You might not realise it, but many of the top influencers online are editing their photos with precision. It's not just a filter change anymore — things can be removed, plumped, lifted, and enhanced. Instagram account CelebFace has made an impact in the beauty community by posting extreme close-ups and before-and-after photos of celebrities. The people behind the account also post GIFs to demonstrate how they've been edited — sometimes extensively so. Some of the page's content can be gossipy at times, but in general, it's creating a dialogue about how far we'll go on social media to look our best. (CelebFace did not return POPSUGAR's request for comment.)
Many of those featured on CelebFace change the size of their already-tiny waists, their jawlines, and their eye shapes. The account also showcases filler and plastic surgeries, which is nothing to be ashamed of. These are not taboo topics in 2018, although it feels like everyone would rather ignore the sometimes-obvious elephant in the room. The changes become an issue when it's clear that a celebrity has done "something" but portray it as natural or as if it's makeup.
"We need to know the truth behind beauty to stop dysmorphia issues," said Andrea Berk, founder of digital beauty agency HDN. "If we don't love something about our physical appearance, we can change it, and that's the beauty of modern science. But not acknowledging the changes made causes so much confusion and inner struggle about our perceived flaws."
That said, one could argue that it's nobody's business what you do or don't do to your face and body. And that's true. But when you're influencing a large demographic of impressionable women and men, it's fair to want transparency, especially when body dysmorphic disorder starts as young as 12-13 years old. Because it's near impossible to know who and what's been edited or changed, it's important to make sure you keep a realistic perspective when it comes to beauty.
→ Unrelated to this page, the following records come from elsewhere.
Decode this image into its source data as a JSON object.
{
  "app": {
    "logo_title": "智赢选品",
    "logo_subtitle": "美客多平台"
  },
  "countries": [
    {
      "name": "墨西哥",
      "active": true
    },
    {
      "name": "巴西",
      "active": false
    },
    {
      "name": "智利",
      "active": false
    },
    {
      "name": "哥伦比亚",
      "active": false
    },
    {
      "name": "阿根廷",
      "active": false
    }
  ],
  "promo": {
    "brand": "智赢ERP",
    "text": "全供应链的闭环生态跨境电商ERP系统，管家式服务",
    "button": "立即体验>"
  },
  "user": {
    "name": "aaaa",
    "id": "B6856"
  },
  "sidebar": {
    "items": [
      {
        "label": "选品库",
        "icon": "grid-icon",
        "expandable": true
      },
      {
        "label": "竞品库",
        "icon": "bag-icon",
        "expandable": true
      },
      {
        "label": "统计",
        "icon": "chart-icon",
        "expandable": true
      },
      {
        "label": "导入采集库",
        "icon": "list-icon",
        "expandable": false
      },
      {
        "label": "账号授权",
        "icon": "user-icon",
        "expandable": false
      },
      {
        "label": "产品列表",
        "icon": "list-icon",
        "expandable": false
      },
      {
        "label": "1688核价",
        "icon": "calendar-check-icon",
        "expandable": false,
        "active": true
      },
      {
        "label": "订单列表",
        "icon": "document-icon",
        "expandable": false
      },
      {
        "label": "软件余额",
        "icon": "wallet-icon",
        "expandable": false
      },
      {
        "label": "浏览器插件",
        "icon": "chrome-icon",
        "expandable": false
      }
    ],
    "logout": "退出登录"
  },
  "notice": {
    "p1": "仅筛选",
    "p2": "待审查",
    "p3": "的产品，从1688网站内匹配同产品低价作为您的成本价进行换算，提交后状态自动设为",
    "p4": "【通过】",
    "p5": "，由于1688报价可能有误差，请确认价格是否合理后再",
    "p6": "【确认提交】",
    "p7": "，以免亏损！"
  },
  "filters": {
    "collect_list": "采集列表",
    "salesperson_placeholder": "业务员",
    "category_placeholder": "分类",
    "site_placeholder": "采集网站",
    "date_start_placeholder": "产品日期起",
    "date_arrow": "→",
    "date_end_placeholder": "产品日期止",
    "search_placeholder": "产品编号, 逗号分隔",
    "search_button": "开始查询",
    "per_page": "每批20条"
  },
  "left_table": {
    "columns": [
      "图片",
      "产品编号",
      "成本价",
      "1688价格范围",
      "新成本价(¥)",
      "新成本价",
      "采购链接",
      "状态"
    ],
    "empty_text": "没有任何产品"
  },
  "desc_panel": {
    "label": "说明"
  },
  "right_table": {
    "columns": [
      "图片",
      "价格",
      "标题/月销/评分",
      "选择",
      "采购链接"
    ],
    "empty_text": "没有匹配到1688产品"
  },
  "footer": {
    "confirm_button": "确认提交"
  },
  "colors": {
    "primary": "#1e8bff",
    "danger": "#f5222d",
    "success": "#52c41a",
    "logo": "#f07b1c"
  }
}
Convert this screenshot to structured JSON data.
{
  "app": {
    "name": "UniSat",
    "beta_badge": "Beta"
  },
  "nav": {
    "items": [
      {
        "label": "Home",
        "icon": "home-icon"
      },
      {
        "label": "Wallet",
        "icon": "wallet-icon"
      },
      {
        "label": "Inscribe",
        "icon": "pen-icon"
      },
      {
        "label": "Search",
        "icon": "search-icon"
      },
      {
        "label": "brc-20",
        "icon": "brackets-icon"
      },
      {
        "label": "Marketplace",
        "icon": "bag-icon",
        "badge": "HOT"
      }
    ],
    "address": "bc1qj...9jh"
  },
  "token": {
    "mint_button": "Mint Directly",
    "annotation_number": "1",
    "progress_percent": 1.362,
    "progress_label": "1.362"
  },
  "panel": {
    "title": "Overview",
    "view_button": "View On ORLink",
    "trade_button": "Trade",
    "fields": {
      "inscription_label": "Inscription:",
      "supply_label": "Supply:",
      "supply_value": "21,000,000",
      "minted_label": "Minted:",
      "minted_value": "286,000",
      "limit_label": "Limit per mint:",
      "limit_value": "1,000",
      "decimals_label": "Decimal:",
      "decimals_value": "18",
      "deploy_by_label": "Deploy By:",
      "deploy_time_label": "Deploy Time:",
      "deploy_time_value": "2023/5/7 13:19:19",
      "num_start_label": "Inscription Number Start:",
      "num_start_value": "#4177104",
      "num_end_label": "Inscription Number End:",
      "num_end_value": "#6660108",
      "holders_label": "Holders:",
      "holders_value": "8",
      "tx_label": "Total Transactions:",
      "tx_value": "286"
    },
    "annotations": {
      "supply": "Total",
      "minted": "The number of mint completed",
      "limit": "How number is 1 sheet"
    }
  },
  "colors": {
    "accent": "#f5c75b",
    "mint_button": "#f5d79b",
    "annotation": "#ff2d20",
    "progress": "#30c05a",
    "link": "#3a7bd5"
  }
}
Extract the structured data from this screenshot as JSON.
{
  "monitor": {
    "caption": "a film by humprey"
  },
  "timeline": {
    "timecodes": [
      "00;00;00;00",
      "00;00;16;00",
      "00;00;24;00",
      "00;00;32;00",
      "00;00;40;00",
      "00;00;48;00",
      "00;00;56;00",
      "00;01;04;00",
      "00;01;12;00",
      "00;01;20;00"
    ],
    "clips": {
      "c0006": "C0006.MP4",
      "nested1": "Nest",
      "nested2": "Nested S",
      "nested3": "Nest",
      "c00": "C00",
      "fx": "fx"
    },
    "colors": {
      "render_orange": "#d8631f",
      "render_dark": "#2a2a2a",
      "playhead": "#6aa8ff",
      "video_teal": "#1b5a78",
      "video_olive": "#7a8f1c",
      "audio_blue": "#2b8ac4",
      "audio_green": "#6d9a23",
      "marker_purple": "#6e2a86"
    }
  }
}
And part of that is as simple as curating your Instagram so that you only see images that make you feel your best.
"I'm a strong advocate of responsible social media usage," said Daniel Lyman, LCSW. Lyman works with a variety of actors in Los Angeles who are experiencing body dysmorphia at the hands of the media. The celebrity is scrutinised for his or her appearance and feels pressure to look a certain way, which leads to cosmetic procedures or edited images. This all feeds into the unrealistic beauty culture that's been created online.
"It is more important that you follow the right people than it is to follow everyone," Lyman said. "What you see online is about controlling the content you subscribe to. If certain websites regularly body shame people, then don't continue going to that website. If certain Instagrammers make you feel worse about yourself, then it's important to unfollow them. Taking control of your internet usage means taking control of the content you allow yourself to see."
Whatever side you're on, we all know that more than ever, there is an unfair pressure to look perfect, regardless of what you're doing: with or without makeup, at home or at a party. But nobody is without flaws. Everybody, including celebrities, has bad days. This photo of Kendall, and others like it, should not encourage you to pick apart how someone looks. It should inspire empathy.
When looking at a photo, think: what if that were me? How would you want people to react and respond? This photo should remind you that you are beautiful regardless of what your skin looks that day or how a certain image made you feel about yourself. It should remind you that social expectations typically do not meet reality. That you are enough the way you are. And if you want to change something about yourself, go for it. Just make sure you're doing it for you, not anyone else — especially the pressure to look a certain way through typically inauthentic online images.